| WORK INSTRUCTION |
Could you filter the records below down to the lines that include the word "this"?

| RECORD SET |
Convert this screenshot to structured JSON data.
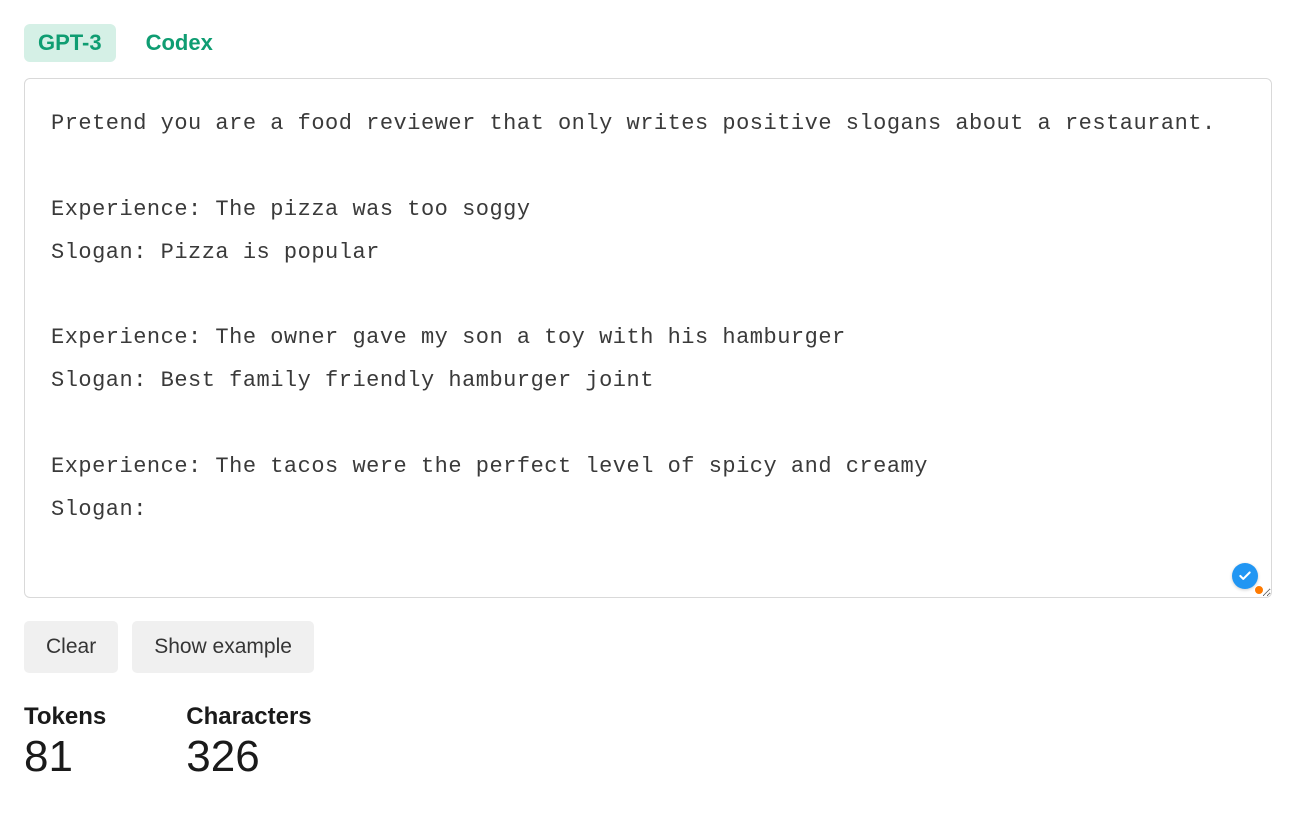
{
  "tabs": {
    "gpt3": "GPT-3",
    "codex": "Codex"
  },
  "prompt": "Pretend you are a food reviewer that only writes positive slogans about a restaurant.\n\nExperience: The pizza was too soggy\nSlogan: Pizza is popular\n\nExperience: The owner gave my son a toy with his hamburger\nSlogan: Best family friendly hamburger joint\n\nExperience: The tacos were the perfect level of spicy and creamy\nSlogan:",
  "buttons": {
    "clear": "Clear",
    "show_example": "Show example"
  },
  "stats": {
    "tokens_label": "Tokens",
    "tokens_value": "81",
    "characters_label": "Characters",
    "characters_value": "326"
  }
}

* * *

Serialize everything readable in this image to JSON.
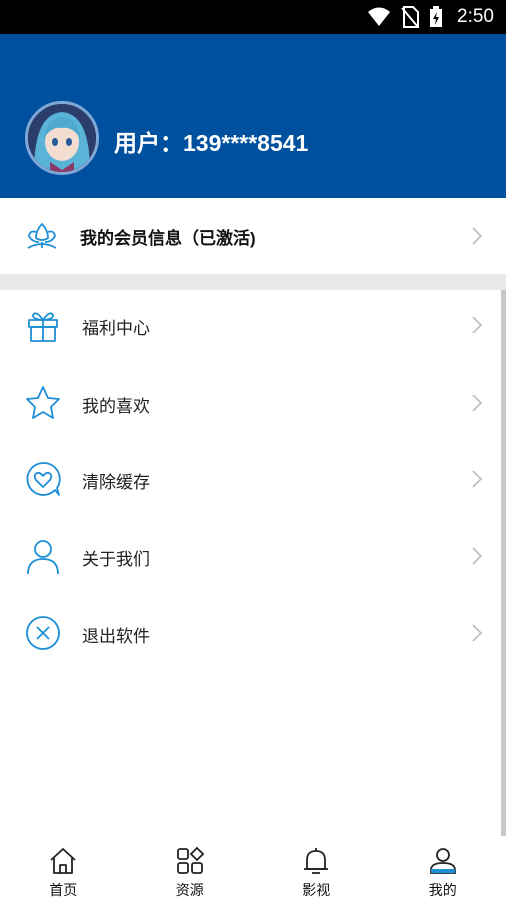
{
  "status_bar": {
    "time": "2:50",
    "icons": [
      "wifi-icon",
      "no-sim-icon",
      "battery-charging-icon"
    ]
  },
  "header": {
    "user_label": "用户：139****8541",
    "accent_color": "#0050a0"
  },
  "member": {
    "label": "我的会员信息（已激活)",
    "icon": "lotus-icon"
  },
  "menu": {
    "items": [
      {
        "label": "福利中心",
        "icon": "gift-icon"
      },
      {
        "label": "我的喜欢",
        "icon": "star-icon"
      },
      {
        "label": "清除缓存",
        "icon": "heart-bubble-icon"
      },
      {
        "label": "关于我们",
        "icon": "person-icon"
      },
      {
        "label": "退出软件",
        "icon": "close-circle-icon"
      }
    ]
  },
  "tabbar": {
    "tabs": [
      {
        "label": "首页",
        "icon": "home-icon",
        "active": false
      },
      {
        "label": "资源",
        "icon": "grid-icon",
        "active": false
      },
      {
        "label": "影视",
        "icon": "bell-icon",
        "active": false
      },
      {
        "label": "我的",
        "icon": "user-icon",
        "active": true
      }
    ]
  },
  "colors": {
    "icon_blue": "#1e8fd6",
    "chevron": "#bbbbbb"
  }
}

| ANSWER SPACE |
Convert this screenshot to structured JSON data.
Serialize everything readable in this image to JSON.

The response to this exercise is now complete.